FORTHCOMING FROM PROVINCETOWN ARTS PRESS IN AUGUST

David W. Dunlap’s BUILDING PROVINCETOWN

A new edition in full color

Building Provincetown by David W. Dunlap
David Dunlap’s unique black-and-white volume on the architecture — and related history — of Provincetown was first published by the Town of Provincetown in 2015. Two initial printings quickly sold out, and the book has been out of print since. This new edition, which will include a limited number of copies signed by Dunlap, will be in full color, with a new introduction by John DaSilva, FAIA, to accompany the introductions from the original edition.
New edition expected to begin shipping late August 2021

Boston Globe

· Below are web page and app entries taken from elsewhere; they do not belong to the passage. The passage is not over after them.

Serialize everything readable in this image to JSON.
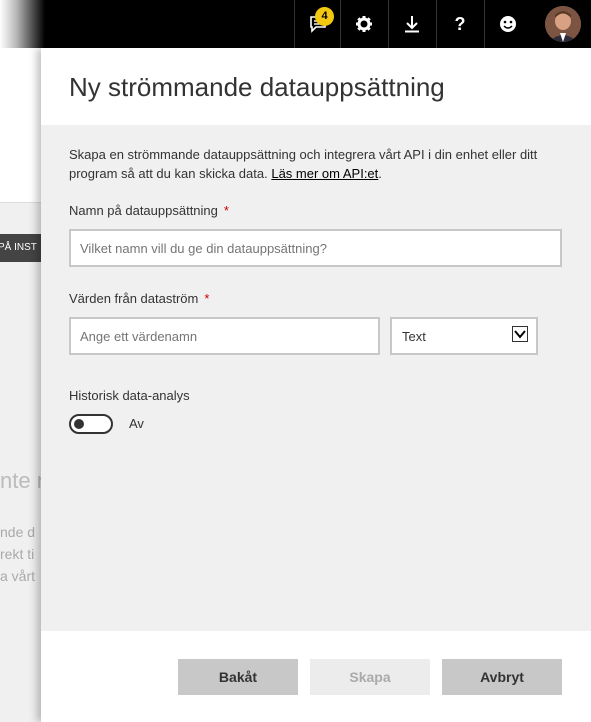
{
  "topbar": {
    "notification_count": "4",
    "icons": [
      "notification-icon",
      "gear-icon",
      "download-icon",
      "help-icon",
      "smiley-icon",
      "avatar"
    ]
  },
  "background_page": {
    "tag": "PÅ INST",
    "heading_fragment": "nte r",
    "line1": "nde d",
    "line2": "rekt ti",
    "line3": "a vårt"
  },
  "panel": {
    "title": "Ny strömmande datauppsättning",
    "description": "Skapa en strömmande datauppsättning och integrera vårt API i din enhet eller ditt program så att du kan skicka data.",
    "learn_more": "Läs mer om API:et",
    "description_end": ".",
    "name_label": "Namn på datauppsättning",
    "required_mark": "*",
    "name_placeholder": "Vilket namn vill du ge din datauppsättning?",
    "values_label": "Värden från dataström",
    "value_placeholder": "Ange ett värdenamn",
    "type_selected": "Text",
    "history_label": "Historisk data-analys",
    "toggle_state": "Av"
  },
  "footer": {
    "back_label": "Bakåt",
    "create_label": "Skapa",
    "cancel_label": "Avbryt"
  }
}
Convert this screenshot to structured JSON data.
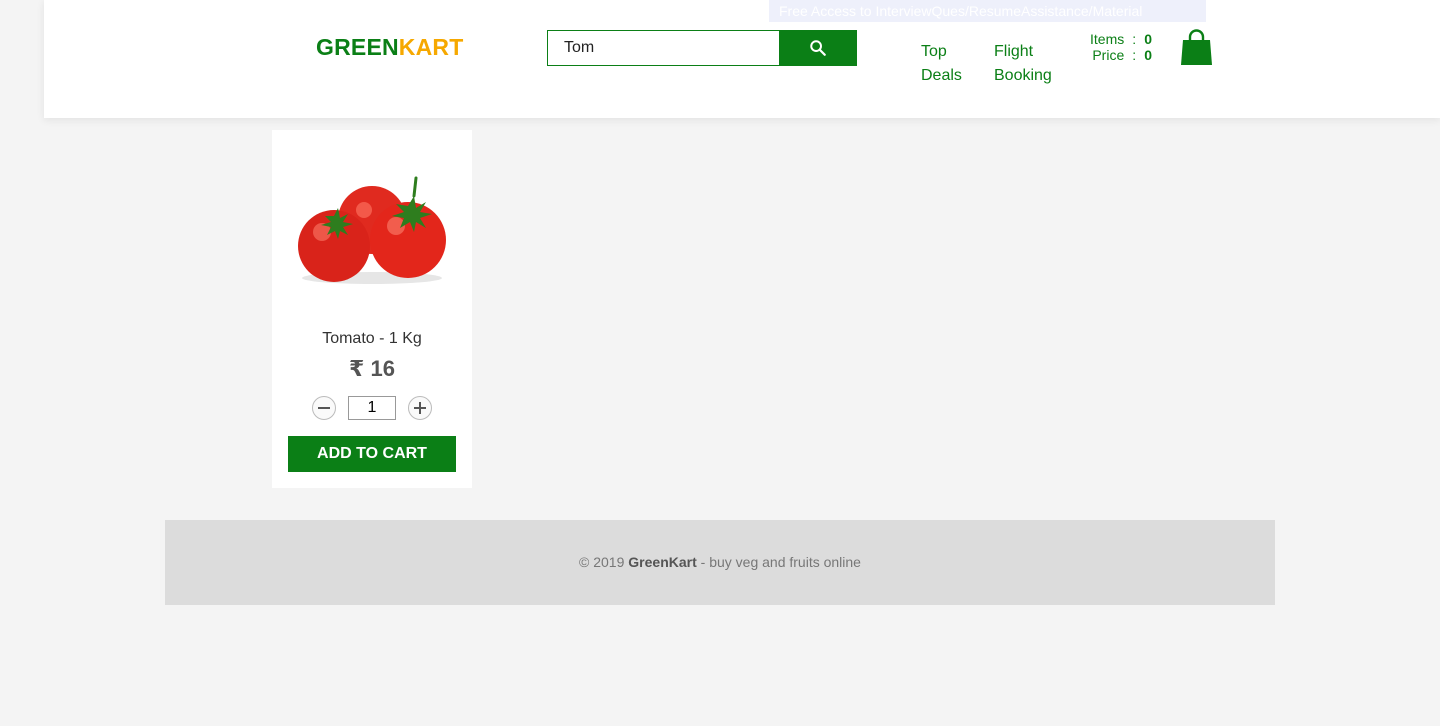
{
  "header": {
    "promo_text": "Free Access to InterviewQues/ResumeAssistance/Material",
    "brand_part1": "GREEN",
    "brand_part2": "KART",
    "search": {
      "value": "Tom"
    },
    "nav": {
      "top_deals": [
        "Top",
        "Deals"
      ],
      "flight_booking": [
        "Flight",
        "Booking"
      ]
    },
    "cart": {
      "items_label": "Items",
      "items_value": "0",
      "price_label": "Price",
      "price_value": "0",
      "separator": ":"
    }
  },
  "product": {
    "name": "Tomato - 1 Kg",
    "price": "₹ 16",
    "quantity": "1",
    "add_to_cart": "ADD TO CART"
  },
  "footer": {
    "prefix": "© 2019",
    "brand": "GreenKart",
    "suffix": "- buy veg and fruits online"
  },
  "colors": {
    "brand_green": "#0b7f16",
    "brand_orange": "#f6a800",
    "background": "#f4f4f4",
    "footer_bg": "#dcdcdc"
  },
  "icons": [
    "search-icon",
    "cart-icon",
    "minus-icon",
    "plus-icon"
  ]
}
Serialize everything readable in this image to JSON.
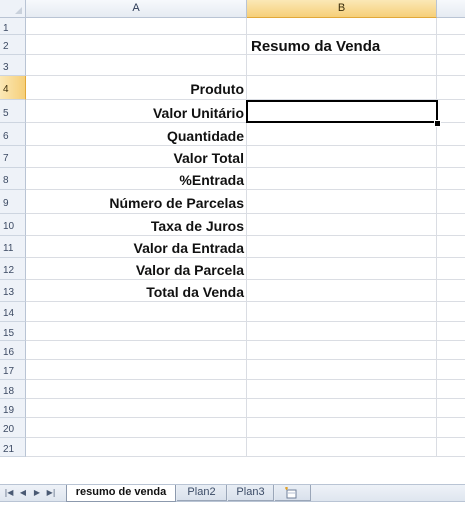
{
  "sheet": {
    "columns": [
      "A",
      "B"
    ],
    "selected_column": "B",
    "selected_row": "4",
    "rows": [
      {
        "num": "1",
        "a": "",
        "b": ""
      },
      {
        "num": "2",
        "a": "",
        "b": "Resumo da Venda"
      },
      {
        "num": "3",
        "a": "",
        "b": ""
      },
      {
        "num": "4",
        "a": "Produto",
        "b": ""
      },
      {
        "num": "5",
        "a": "Valor Unitário",
        "b": ""
      },
      {
        "num": "6",
        "a": "Quantidade",
        "b": ""
      },
      {
        "num": "7",
        "a": "Valor Total",
        "b": ""
      },
      {
        "num": "8",
        "a": "%Entrada",
        "b": ""
      },
      {
        "num": "9",
        "a": "Número de Parcelas",
        "b": ""
      },
      {
        "num": "10",
        "a": "Taxa de Juros",
        "b": ""
      },
      {
        "num": "11",
        "a": "Valor da Entrada",
        "b": ""
      },
      {
        "num": "12",
        "a": "Valor da Parcela",
        "b": ""
      },
      {
        "num": "13",
        "a": "Total da Venda",
        "b": ""
      },
      {
        "num": "14",
        "a": "",
        "b": ""
      },
      {
        "num": "15",
        "a": "",
        "b": ""
      },
      {
        "num": "16",
        "a": "",
        "b": ""
      },
      {
        "num": "17",
        "a": "",
        "b": ""
      },
      {
        "num": "18",
        "a": "",
        "b": ""
      },
      {
        "num": "19",
        "a": "",
        "b": ""
      },
      {
        "num": "20",
        "a": "",
        "b": ""
      },
      {
        "num": "21",
        "a": "",
        "b": ""
      }
    ]
  },
  "tabs": {
    "nav_first": "◀◀",
    "nav_prev": "◀",
    "nav_next": "▶",
    "nav_last": "▶▶",
    "items": [
      {
        "label": "resumo de venda",
        "active": true
      },
      {
        "label": "Plan2",
        "active": false
      },
      {
        "label": "Plan3",
        "active": false
      }
    ],
    "insert_sheet_icon": "insert-worksheet-icon"
  },
  "colors": {
    "selected_header": "#f6cf79",
    "grid_line": "#dadde3",
    "header_bg": "#eef2f8",
    "active_cell_border": "#000000"
  }
}
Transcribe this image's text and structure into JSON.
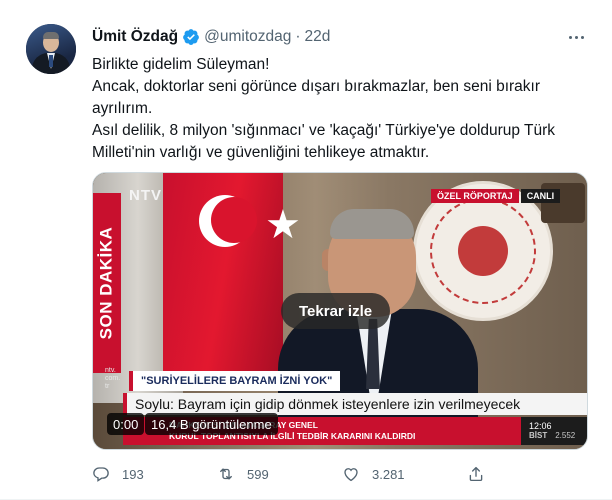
{
  "tweet": {
    "author_name": "Ümit Özdağ",
    "author_handle": "@umitozdag",
    "separator": "·",
    "time": "22d",
    "paragraphs": [
      "Birlikte gidelim Süleyman!",
      "Ancak, doktorlar seni görünce dışarı bırakmazlar, ben seni bırakır ayrılırım.",
      "Asıl delilik, 8 milyon 'sığınmacı' ve 'kaçağı' Türkiye'ye doldurup Türk Milleti'nin varlığı ve güvenliğini tehlikeye atmaktır."
    ]
  },
  "video": {
    "channel_logo": "NTV",
    "side_banner": "SON DAKİKA",
    "tag_special": "ÖZEL RÖPORTAJ",
    "tag_live": "CANLI",
    "site_small": "ntv.\ncom.\ntr",
    "replay_label": "Tekrar izle",
    "headline_tag": "\"SURİYELİLERE BAYRAM İZNİ YOK\"",
    "headline": "Soylu: Bayram için gidip dönmek isteyenlere izin verilmeyecek",
    "ticker_line1": "MAHKEMESİ GALATASARAY GENEL",
    "ticker_line2": "KURUL TOPLANTISIYLA İLGİLİ TEDBİR KARARINI KALDIRDI",
    "clock": "12:06",
    "bist_label": "BİST",
    "bist_value": "2.552",
    "playback_time": "0:00",
    "views": "16,4 B görüntülenme"
  },
  "actions": {
    "replies": "193",
    "retweets": "599",
    "likes": "3.281"
  },
  "colors": {
    "verified": "#1d9bf0",
    "muted": "#536471",
    "ntv_red": "#c8102e"
  }
}
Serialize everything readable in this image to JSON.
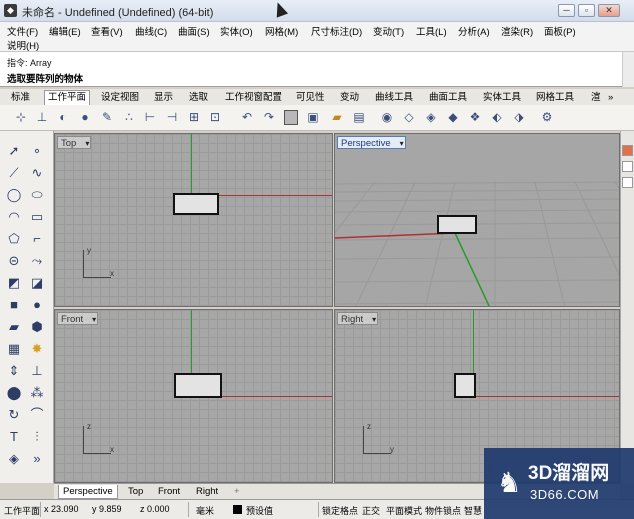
{
  "window": {
    "title": "未命名 - Undefined (Undefined) (64-bit)",
    "logo": "rhino-logo-icon",
    "controls": [
      "minimize-icon",
      "restore-icon",
      "close-icon"
    ]
  },
  "menu": {
    "row1": [
      "文件(F)",
      "编辑(E)",
      "查看(V)",
      "曲线(C)",
      "曲面(S)",
      "实体(O)",
      "网格(M)",
      "尺寸标注(D)",
      "变动(T)",
      "工具(L)",
      "分析(A)",
      "渲染(R)",
      "面板(P)"
    ],
    "row2": [
      "说明(H)"
    ]
  },
  "command": {
    "history": "指令: Array",
    "prompt": "选取要阵列的物体"
  },
  "tabs": [
    "标准",
    "工作平面",
    "设定视图",
    "显示",
    "选取",
    "工作视窗配置",
    "可见性",
    "变动",
    "曲线工具",
    "曲面工具",
    "实体工具",
    "网格工具",
    "渲"
  ],
  "tabs_active": "工作平面",
  "tabs_overflow": "»",
  "viewports": {
    "top": {
      "label": "Top",
      "axis_x": "x",
      "axis_y": "y"
    },
    "perspective": {
      "label": "Perspective"
    },
    "front": {
      "label": "Front",
      "axis_x": "x",
      "axis_z": "z"
    },
    "right": {
      "label": "Right",
      "axis_y": "y",
      "axis_z": "z"
    }
  },
  "viewport_tabs": [
    "Perspective",
    "Top",
    "Front",
    "Right"
  ],
  "viewport_tabs_active": "Perspective",
  "viewport_tab_add": "+",
  "status": {
    "plane": "工作平面",
    "x": "x 23.090",
    "y": "y 9.859",
    "z": "z 0.000",
    "unit": "毫米",
    "layer": "预设值",
    "snap": "锁定格点",
    "ortho": "正交",
    "planar": "平面模式",
    "osnap": "物件锁点",
    "smart": "智慧"
  },
  "watermark": {
    "name": "3D溜溜网",
    "url": "3D66.COM"
  },
  "colors": {
    "x_axis": "#b03030",
    "y_axis": "#2a9a2a",
    "viewport_bg": "#a7a7a7",
    "active_viewport": "#5a7bb5"
  }
}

“Dunlap has been the maestro for a collective outpouring by the citizens of Provincetown. Residents opened their homes, photo albums, and memories to Dunlap, who fell in love with the town when he first visited decades ago. … The book is not only a ‘what’s where’ — with 625 entries organized by street address — but a who’s who, with stories celebrating fishermen, rebels, and many of the biggest names in American arts and letters.”

— Jan Gardner, Boston Globe

Provincetown Banner

“A stunningly comprehensive page-turner, full of engrossing details about public and private buildings and spaces.”

— Edward Miller, Provincetown Banner

Provincetown Magazine

“A mind-blowing, comprehensive document that encompasses every element of a town with an embarrassment of riches …. The project seeks to collect the history of the town’s structures, both inside and out, and in turn tell the story of the town and have it available for future generations.”

— Steve Desroches, Provincetown Magazine

Cape Cod Times

“Includes all kinds of lore that doesn’t make history texts or Google searches.”

— K. C. Myers, Cape Cod Times

Provincetown Banner

“Everyone from life-long residents, to permanent washashores, local fishermen, boat builders, restaurant or business owners, innkeepers, writers and artists were consulted or freely added their own input. … Dunlap is deeply knowledgeable and his prose is graceful, witty, and resonant. Most of all, he clearly loves Provincetown. He is also a realist who notes that Provincetown is changing and not necessarily for the better.”

— Deborah Minsky, Provincetown Banner